→ **EXERCISE PROMPT**
Reproduce the entries below character for character.

→ **SUPPLIED RECORDS**
□ □ □ □ □ □ □

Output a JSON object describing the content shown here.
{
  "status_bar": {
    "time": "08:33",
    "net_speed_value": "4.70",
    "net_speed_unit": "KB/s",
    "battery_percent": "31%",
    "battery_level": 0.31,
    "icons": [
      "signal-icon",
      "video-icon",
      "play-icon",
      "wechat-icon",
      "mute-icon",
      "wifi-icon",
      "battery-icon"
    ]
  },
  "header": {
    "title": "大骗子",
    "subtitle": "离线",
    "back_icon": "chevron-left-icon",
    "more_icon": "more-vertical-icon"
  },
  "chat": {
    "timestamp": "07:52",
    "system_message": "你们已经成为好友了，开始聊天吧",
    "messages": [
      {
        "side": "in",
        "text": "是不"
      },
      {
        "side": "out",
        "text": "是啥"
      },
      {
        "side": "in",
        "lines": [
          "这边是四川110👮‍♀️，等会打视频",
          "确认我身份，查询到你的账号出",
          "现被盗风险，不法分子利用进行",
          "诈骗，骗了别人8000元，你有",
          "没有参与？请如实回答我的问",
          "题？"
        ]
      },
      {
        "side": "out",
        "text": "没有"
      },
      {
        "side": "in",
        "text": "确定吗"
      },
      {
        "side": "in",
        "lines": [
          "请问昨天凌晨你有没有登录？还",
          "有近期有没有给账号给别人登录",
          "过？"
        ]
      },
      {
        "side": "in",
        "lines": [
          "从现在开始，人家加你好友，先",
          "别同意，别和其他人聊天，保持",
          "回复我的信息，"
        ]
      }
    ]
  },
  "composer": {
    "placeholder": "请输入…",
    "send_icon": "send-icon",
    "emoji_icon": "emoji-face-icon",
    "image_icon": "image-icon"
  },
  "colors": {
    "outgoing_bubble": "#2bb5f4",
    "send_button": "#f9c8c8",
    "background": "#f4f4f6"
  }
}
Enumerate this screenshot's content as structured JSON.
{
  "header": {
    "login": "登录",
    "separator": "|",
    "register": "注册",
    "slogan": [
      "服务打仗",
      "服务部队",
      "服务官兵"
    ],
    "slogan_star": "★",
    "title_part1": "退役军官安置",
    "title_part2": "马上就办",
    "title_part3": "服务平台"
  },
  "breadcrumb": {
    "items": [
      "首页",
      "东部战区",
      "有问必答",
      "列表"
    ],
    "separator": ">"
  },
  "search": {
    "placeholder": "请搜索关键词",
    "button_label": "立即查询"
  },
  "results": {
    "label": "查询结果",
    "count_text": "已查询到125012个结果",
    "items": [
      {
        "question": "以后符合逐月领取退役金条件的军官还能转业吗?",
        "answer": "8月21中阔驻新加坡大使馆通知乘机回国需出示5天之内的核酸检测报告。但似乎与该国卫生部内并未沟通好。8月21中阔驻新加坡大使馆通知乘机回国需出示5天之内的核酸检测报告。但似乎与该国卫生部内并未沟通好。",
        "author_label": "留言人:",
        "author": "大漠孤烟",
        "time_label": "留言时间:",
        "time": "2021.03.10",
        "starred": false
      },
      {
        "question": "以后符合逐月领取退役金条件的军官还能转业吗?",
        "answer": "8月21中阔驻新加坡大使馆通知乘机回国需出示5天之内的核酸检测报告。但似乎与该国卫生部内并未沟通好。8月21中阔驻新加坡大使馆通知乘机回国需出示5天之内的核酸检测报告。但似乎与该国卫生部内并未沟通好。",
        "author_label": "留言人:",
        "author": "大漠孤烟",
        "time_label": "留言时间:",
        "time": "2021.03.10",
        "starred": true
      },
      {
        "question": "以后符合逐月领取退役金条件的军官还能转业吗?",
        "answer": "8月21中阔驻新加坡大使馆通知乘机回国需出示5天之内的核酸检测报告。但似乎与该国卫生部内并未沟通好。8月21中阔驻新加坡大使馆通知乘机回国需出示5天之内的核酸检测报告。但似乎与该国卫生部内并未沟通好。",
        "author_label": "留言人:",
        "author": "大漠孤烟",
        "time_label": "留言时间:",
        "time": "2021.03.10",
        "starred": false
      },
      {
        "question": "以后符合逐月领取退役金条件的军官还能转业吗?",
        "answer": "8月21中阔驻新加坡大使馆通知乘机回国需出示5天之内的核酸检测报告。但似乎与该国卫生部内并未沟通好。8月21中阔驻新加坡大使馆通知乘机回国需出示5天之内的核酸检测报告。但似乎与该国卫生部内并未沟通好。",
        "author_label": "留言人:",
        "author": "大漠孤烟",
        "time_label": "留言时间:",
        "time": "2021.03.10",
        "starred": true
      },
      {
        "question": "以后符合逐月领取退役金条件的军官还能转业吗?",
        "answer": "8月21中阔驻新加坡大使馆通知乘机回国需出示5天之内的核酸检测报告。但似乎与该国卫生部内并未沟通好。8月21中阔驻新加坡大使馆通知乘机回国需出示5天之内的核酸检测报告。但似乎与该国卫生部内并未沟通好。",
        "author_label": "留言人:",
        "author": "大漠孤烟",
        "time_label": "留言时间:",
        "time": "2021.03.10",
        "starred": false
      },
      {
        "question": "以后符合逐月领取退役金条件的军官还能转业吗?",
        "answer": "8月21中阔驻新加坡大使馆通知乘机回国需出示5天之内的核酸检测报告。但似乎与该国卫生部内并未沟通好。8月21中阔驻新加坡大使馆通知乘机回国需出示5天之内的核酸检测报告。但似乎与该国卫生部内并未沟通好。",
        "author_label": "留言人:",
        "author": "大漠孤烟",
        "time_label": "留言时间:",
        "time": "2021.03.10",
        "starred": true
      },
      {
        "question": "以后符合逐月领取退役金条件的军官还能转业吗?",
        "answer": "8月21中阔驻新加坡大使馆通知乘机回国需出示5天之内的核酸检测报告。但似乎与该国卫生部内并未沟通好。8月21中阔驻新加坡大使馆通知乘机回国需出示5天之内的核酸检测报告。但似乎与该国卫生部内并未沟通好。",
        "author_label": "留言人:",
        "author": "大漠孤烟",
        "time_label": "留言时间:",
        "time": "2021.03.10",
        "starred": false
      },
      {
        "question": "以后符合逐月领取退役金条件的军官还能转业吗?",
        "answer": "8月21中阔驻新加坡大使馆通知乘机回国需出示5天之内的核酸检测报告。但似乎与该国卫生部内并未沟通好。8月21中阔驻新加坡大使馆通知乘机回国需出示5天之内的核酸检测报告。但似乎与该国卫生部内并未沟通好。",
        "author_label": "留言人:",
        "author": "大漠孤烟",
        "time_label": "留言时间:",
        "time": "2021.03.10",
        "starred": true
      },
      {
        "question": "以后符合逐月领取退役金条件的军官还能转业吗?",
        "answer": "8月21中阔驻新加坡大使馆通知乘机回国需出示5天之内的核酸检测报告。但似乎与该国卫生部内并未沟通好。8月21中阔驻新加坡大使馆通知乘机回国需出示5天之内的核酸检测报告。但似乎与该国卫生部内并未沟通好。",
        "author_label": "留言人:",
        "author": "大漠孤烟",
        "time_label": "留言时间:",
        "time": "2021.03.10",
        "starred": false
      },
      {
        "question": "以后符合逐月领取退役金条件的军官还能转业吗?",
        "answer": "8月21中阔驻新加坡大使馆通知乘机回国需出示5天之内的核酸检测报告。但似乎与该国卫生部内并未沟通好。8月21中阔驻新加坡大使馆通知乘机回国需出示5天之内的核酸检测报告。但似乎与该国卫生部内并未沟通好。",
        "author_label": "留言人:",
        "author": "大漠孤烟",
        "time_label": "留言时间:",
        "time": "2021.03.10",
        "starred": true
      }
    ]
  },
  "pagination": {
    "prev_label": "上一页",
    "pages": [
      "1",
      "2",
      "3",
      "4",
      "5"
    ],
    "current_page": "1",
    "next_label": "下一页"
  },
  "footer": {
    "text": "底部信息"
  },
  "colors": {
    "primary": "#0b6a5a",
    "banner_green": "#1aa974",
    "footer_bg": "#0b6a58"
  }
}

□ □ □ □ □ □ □

→ **ANSWER TO THIS TASK**
Output a JSON object describing the content shown here.
{
  "status_bar": {
    "time": "08:33",
    "net_speed_value": "4.70",
    "net_speed_unit": "KB/s",
    "battery_percent": "31%",
    "battery_level": 0.31,
    "icons": [
      "signal-icon",
      "video-icon",
      "play-icon",
      "wechat-icon",
      "mute-icon",
      "wifi-icon",
      "battery-icon"
    ]
  },
  "header": {
    "title": "大骗子",
    "subtitle": "离线",
    "back_icon": "chevron-left-icon",
    "more_icon": "more-vertical-icon"
  },
  "chat": {
    "timestamp": "07:52",
    "system_message": "你们已经成为好友了，开始聊天吧",
    "messages": [
      {
        "side": "in",
        "text": "是不"
      },
      {
        "side": "out",
        "text": "是啥"
      },
      {
        "side": "in",
        "lines": [
          "这边是四川110👮‍♀️，等会打视频",
          "确认我身份，查询到你的账号出",
          "现被盗风险，不法分子利用进行",
          "诈骗，骗了别人8000元，你有",
          "没有参与？请如实回答我的问",
          "题？"
        ]
      },
      {
        "side": "out",
        "text": "没有"
      },
      {
        "side": "in",
        "text": "确定吗"
      },
      {
        "side": "in",
        "lines": [
          "请问昨天凌晨你有没有登录？还",
          "有近期有没有给账号给别人登录",
          "过？"
        ]
      },
      {
        "side": "in",
        "lines": [
          "从现在开始，人家加你好友，先",
          "别同意，别和其他人聊天，保持",
          "回复我的信息，"
        ]
      }
    ]
  },
  "composer": {
    "placeholder": "请输入…",
    "send_icon": "send-icon",
    "emoji_icon": "emoji-face-icon",
    "image_icon": "image-icon"
  },
  "colors": {
    "outgoing_bubble": "#2bb5f4",
    "send_button": "#f9c8c8",
    "background": "#f4f4f6"
  }
}
Enumerate this screenshot's content as structured JSON.
{
  "header": {
    "login": "登录",
    "separator": "|",
    "register": "注册",
    "slogan": [
      "服务打仗",
      "服务部队",
      "服务官兵"
    ],
    "slogan_star": "★",
    "title_part1": "退役军官安置",
    "title_part2": "马上就办",
    "title_part3": "服务平台"
  },
  "breadcrumb": {
    "items": [
      "首页",
      "东部战区",
      "有问必答",
      "列表"
    ],
    "separator": ">"
  },
  "search": {
    "placeholder": "请搜索关键词",
    "button_label": "立即查询"
  },
  "results": {
    "label": "查询结果",
    "count_text": "已查询到125012个结果",
    "items": [
      {
        "question": "以后符合逐月领取退役金条件的军官还能转业吗?",
        "answer": "8月21中阔驻新加坡大使馆通知乘机回国需出示5天之内的核酸检测报告。但似乎与该国卫生部内并未沟通好。8月21中阔驻新加坡大使馆通知乘机回国需出示5天之内的核酸检测报告。但似乎与该国卫生部内并未沟通好。",
        "author_label": "留言人:",
        "author": "大漠孤烟",
        "time_label": "留言时间:",
        "time": "2021.03.10",
        "starred": false
      },
      {
        "question": "以后符合逐月领取退役金条件的军官还能转业吗?",
        "answer": "8月21中阔驻新加坡大使馆通知乘机回国需出示5天之内的核酸检测报告。但似乎与该国卫生部内并未沟通好。8月21中阔驻新加坡大使馆通知乘机回国需出示5天之内的核酸检测报告。但似乎与该国卫生部内并未沟通好。",
        "author_label": "留言人:",
        "author": "大漠孤烟",
        "time_label": "留言时间:",
        "time": "2021.03.10",
        "starred": true
      },
      {
        "question": "以后符合逐月领取退役金条件的军官还能转业吗?",
        "answer": "8月21中阔驻新加坡大使馆通知乘机回国需出示5天之内的核酸检测报告。但似乎与该国卫生部内并未沟通好。8月21中阔驻新加坡大使馆通知乘机回国需出示5天之内的核酸检测报告。但似乎与该国卫生部内并未沟通好。",
        "author_label": "留言人:",
        "author": "大漠孤烟",
        "time_label": "留言时间:",
        "time": "2021.03.10",
        "starred": false
      },
      {
        "question": "以后符合逐月领取退役金条件的军官还能转业吗?",
        "answer": "8月21中阔驻新加坡大使馆通知乘机回国需出示5天之内的核酸检测报告。但似乎与该国卫生部内并未沟通好。8月21中阔驻新加坡大使馆通知乘机回国需出示5天之内的核酸检测报告。但似乎与该国卫生部内并未沟通好。",
        "author_label": "留言人:",
        "author": "大漠孤烟",
        "time_label": "留言时间:",
        "time": "2021.03.10",
        "starred": true
      },
      {
        "question": "以后符合逐月领取退役金条件的军官还能转业吗?",
        "answer": "8月21中阔驻新加坡大使馆通知乘机回国需出示5天之内的核酸检测报告。但似乎与该国卫生部内并未沟通好。8月21中阔驻新加坡大使馆通知乘机回国需出示5天之内的核酸检测报告。但似乎与该国卫生部内并未沟通好。",
        "author_label": "留言人:",
        "author": "大漠孤烟",
        "time_label": "留言时间:",
        "time": "2021.03.10",
        "starred": false
      },
      {
        "question": "以后符合逐月领取退役金条件的军官还能转业吗?",
        "answer": "8月21中阔驻新加坡大使馆通知乘机回国需出示5天之内的核酸检测报告。但似乎与该国卫生部内并未沟通好。8月21中阔驻新加坡大使馆通知乘机回国需出示5天之内的核酸检测报告。但似乎与该国卫生部内并未沟通好。",
        "author_label": "留言人:",
        "author": "大漠孤烟",
        "time_label": "留言时间:",
        "time": "2021.03.10",
        "starred": true
      },
      {
        "question": "以后符合逐月领取退役金条件的军官还能转业吗?",
        "answer": "8月21中阔驻新加坡大使馆通知乘机回国需出示5天之内的核酸检测报告。但似乎与该国卫生部内并未沟通好。8月21中阔驻新加坡大使馆通知乘机回国需出示5天之内的核酸检测报告。但似乎与该国卫生部内并未沟通好。",
        "author_label": "留言人:",
        "author": "大漠孤烟",
        "time_label": "留言时间:",
        "time": "2021.03.10",
        "starred": false
      },
      {
        "question": "以后符合逐月领取退役金条件的军官还能转业吗?",
        "answer": "8月21中阔驻新加坡大使馆通知乘机回国需出示5天之内的核酸检测报告。但似乎与该国卫生部内并未沟通好。8月21中阔驻新加坡大使馆通知乘机回国需出示5天之内的核酸检测报告。但似乎与该国卫生部内并未沟通好。",
        "author_label": "留言人:",
        "author": "大漠孤烟",
        "time_label": "留言时间:",
        "time": "2021.03.10",
        "starred": true
      },
      {
        "question": "以后符合逐月领取退役金条件的军官还能转业吗?",
        "answer": "8月21中阔驻新加坡大使馆通知乘机回国需出示5天之内的核酸检测报告。但似乎与该国卫生部内并未沟通好。8月21中阔驻新加坡大使馆通知乘机回国需出示5天之内的核酸检测报告。但似乎与该国卫生部内并未沟通好。",
        "author_label": "留言人:",
        "author": "大漠孤烟",
        "time_label": "留言时间:",
        "time": "2021.03.10",
        "starred": false
      },
      {
        "question": "以后符合逐月领取退役金条件的军官还能转业吗?",
        "answer": "8月21中阔驻新加坡大使馆通知乘机回国需出示5天之内的核酸检测报告。但似乎与该国卫生部内并未沟通好。8月21中阔驻新加坡大使馆通知乘机回国需出示5天之内的核酸检测报告。但似乎与该国卫生部内并未沟通好。",
        "author_label": "留言人:",
        "author": "大漠孤烟",
        "time_label": "留言时间:",
        "time": "2021.03.10",
        "starred": true
      }
    ]
  },
  "pagination": {
    "prev_label": "上一页",
    "pages": [
      "1",
      "2",
      "3",
      "4",
      "5"
    ],
    "current_page": "1",
    "next_label": "下一页"
  },
  "footer": {
    "text": "底部信息"
  },
  "colors": {
    "primary": "#0b6a5a",
    "banner_green": "#1aa974",
    "footer_bg": "#0b6a58"
  }
}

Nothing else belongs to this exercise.